= YOUR ASSIGNMENT =
Read through the records. Copy each line that has the word "description".

Records from a collection:
◆ ◆ ◆ ◆ ◆
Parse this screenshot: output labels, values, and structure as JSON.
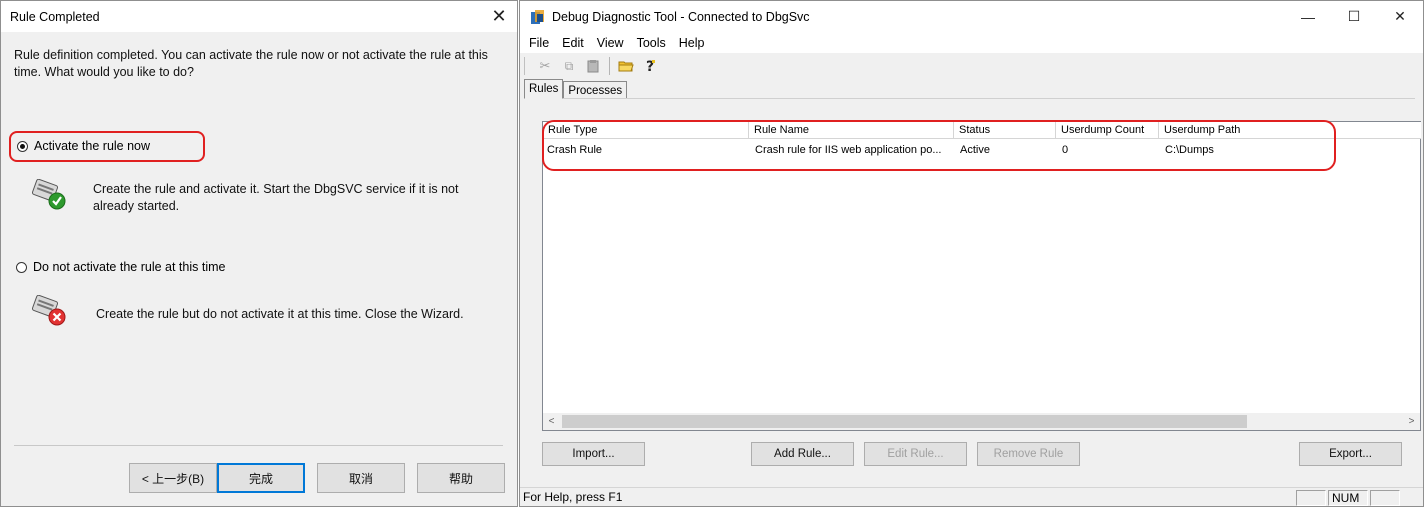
{
  "dialog": {
    "title": "Rule Completed",
    "close_glyph": "✕",
    "intro": "Rule definition completed. You can activate the rule now or not activate the rule at this time. What would you like to do?",
    "options": [
      {
        "label": "Activate the rule now",
        "selected": true,
        "description": "Create the rule and activate it. Start the DbgSVC service if it is not already started.",
        "icon": "activate-rule-icon"
      },
      {
        "label": "Do not activate the rule at this time",
        "selected": false,
        "description": "Create the rule but do not activate it at this time. Close the Wizard.",
        "icon": "do-not-activate-rule-icon"
      }
    ],
    "buttons": {
      "back": "< 上一步(B)",
      "finish": "完成",
      "cancel": "取消",
      "help": "帮助"
    },
    "highlight_color": "#e02020"
  },
  "app": {
    "title": "Debug Diagnostic Tool - Connected to DbgSvc",
    "window_controls": {
      "minimize": "—",
      "maximize": "☐",
      "close": "✕"
    },
    "menu": [
      "File",
      "Edit",
      "View",
      "Tools",
      "Help"
    ],
    "toolbar": [
      {
        "icon": "cut-icon",
        "glyph": "✂",
        "enabled": false
      },
      {
        "icon": "copy-icon",
        "glyph": "⧉",
        "enabled": false
      },
      {
        "icon": "paste-icon",
        "glyph": "📋",
        "enabled": false
      },
      {
        "icon": "open-folder-icon",
        "glyph": "📂",
        "enabled": true
      },
      {
        "icon": "help-icon",
        "glyph": "?",
        "enabled": true
      }
    ],
    "tabs": [
      "Rules",
      "Processes"
    ],
    "active_tab": "Rules",
    "columns": [
      "Rule Type",
      "Rule Name",
      "Status",
      "Userdump Count",
      "Userdump Path"
    ],
    "rows": [
      [
        "Crash Rule",
        "Crash rule for IIS web application po...",
        "Active",
        "0",
        "C:\\Dumps"
      ]
    ],
    "buttons": {
      "import": "Import...",
      "add_rule": "Add Rule...",
      "edit_rule": "Edit Rule...",
      "remove_rule": "Remove Rule",
      "export": "Export..."
    },
    "status": {
      "help_text": "For Help, press F1",
      "num": "NUM"
    },
    "scroll_arrows": {
      "left": "<",
      "right": ">"
    }
  }
}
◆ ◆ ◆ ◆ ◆
= RESULT FOR THIS TASK =
        "description": "Create the rule and activate it. Start the DbgSVC service if it is not already started.",
        "description": "Create the rule but do not activate it at this time. Close the Wizard.",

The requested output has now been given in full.